I’ve been one of the few critical voices regarding Bill Belichick as a head coach due to the Pats lack of hardware, given all the talent he’s had over the past five seasons. Sure, they’ve been a great regular season team, but that has not translated in the big games. However, up to this point in the season, Bill Belichick should be in the running for coach of the year.

Getting back to a strong, consistent run game has given Brady more time to get his rookie receiving core up to speed and NFL standards, and Belichick’s finally found the right defensive personnel to execute pass coverage without having to loosen up on their tight run D. The linebackers have done an excellent job in pass coverage and the D line has been getting to the quarterback without resorting to all out blitzes. Cornerback play has stopped looking like it belongs in high school and safeties continue to play smart.

Perhaps the lack of superstar egos in the clubhouse has contributed to the team chemistry, but whatever’s going on in that locker room is clearly providing a true team atmosphere. Players are picking each other up and seem to be giving just a little more effort when the chips are down.
I’m starting to think Peter King’s Superbowl prediction may not be as ridiculous as I’ve deemed it. If the injury bug can be stilled for a few weeks, this roster has a real chance to gel into an exciting team on both sides of the ball. The receiving core has made vast improvements each week and the defense continues to make plays when they’re needed. Even the 23 points to Falcons wasn’t as bad as it looked. Twenty-three points to a team with a HOF tight end (still playing at an amazingly high level), two all-pro receivers, a sneaky-fast running back and a stud QB playing at their house is nothing to sneeze at. Especially considering the inability to recover a late onside kick and some truly exceptional catches by Julio Jones and Tony Gonzalez – where the defense had the play covered perfectly. Plus they stopped the Falcons four consecutive downs twice, including the game-sealing series with a minute to go (something they haven’t been able to do against any team the last five years).

2nd Quarter Preview

The second quarter of the season has the Pats up against the Bengals in Cincinnati, the Saints at home, the Jets in New York and the Dolphins at home. With four wins already in the bag, the Patriots would do good to end the 2nd quarter with a 2 – 2 record. Ideally, the two wins would be against the division rivals, but I definitely see the Saints as being a little more than the Pats can handle at this point with their surprising defensive play so far.

The Bengals game poses a real problem. I will actually be in attendance at the game (strike one for NE), I’ll be wearing my jersey (strike two) and the Bengals are Jekyll and Hyde at the moment. If this game was in New England, I wouldn’t give the Bengals as much of a chance, but it’s in Cincinnati (strike three). My stupid superstitions aside (like I have any real effect on the game), the Patriots have a better than average shot at winning this game, which would go a long way toward easing the pressure of having to beat a surprisingly good Dolphins team.

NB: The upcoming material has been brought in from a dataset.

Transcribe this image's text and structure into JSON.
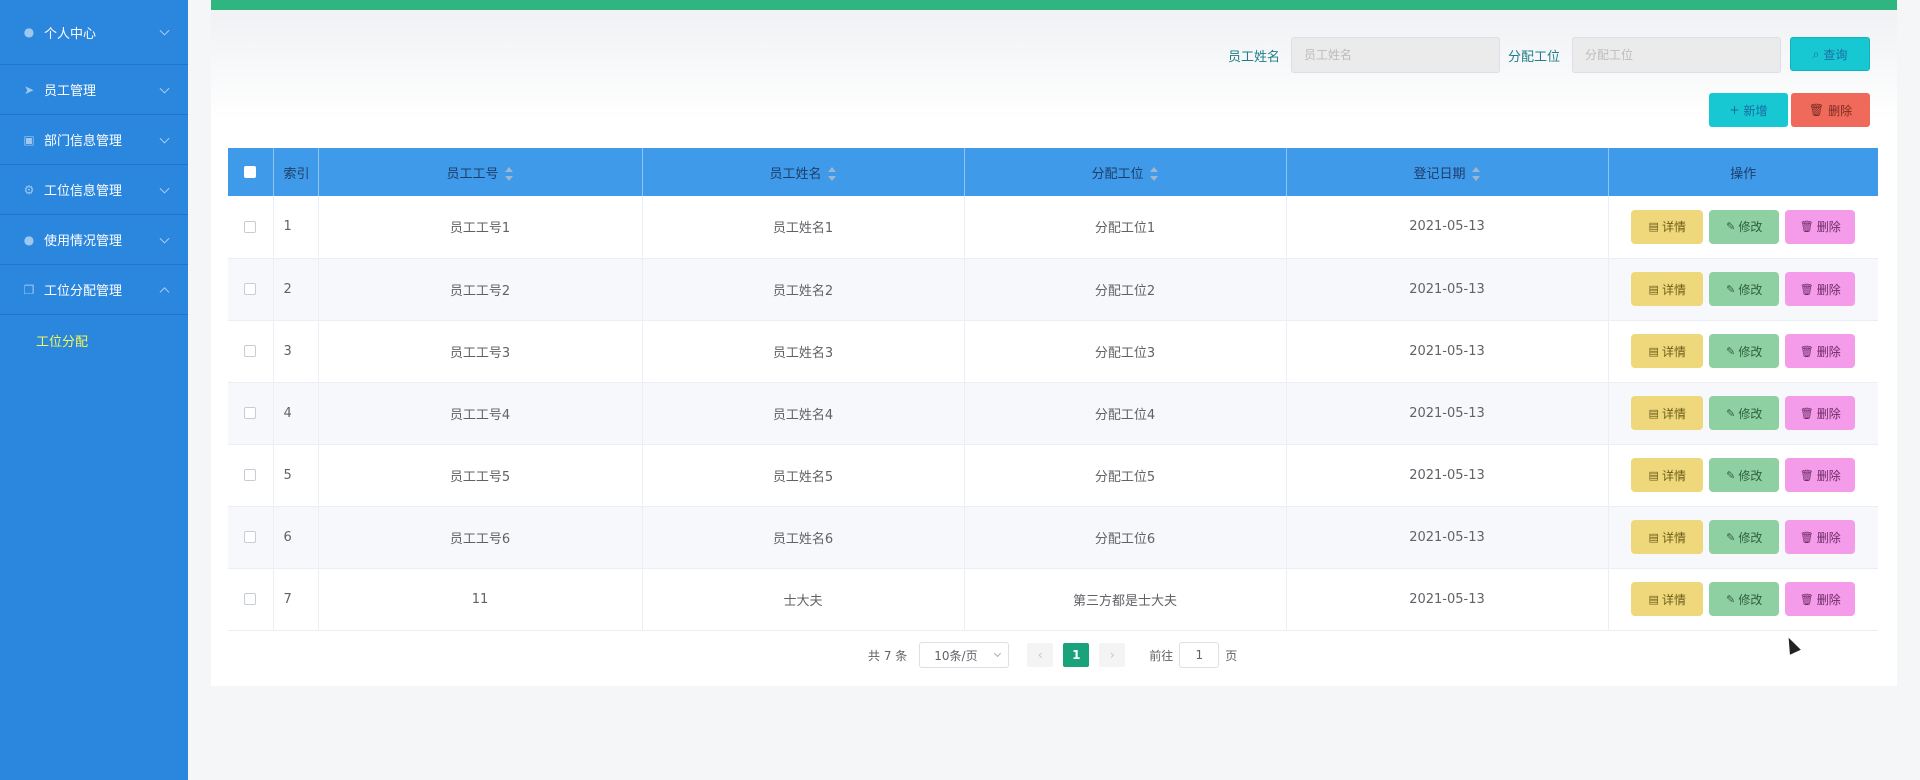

If the Patriots stick to and execute their season gameplan on both sides of the ball, they could go into halftime with a 7 – 1 record (4 – 0 in the AFC East). This would be a remarkable feat. However, I suspect they’ll be 6 – 2 or even 5 – 3 at the break (3 – 1 in the division). Still, given the personnel carousel, this too would be pretty darn respectable and leaves them in a good position for making a playoff run.

One thing I’ll say for certain: this team is drilling away at my pessimistic foundation. Even I’m starting to believe in what this team can achieve.

—Ryan Varney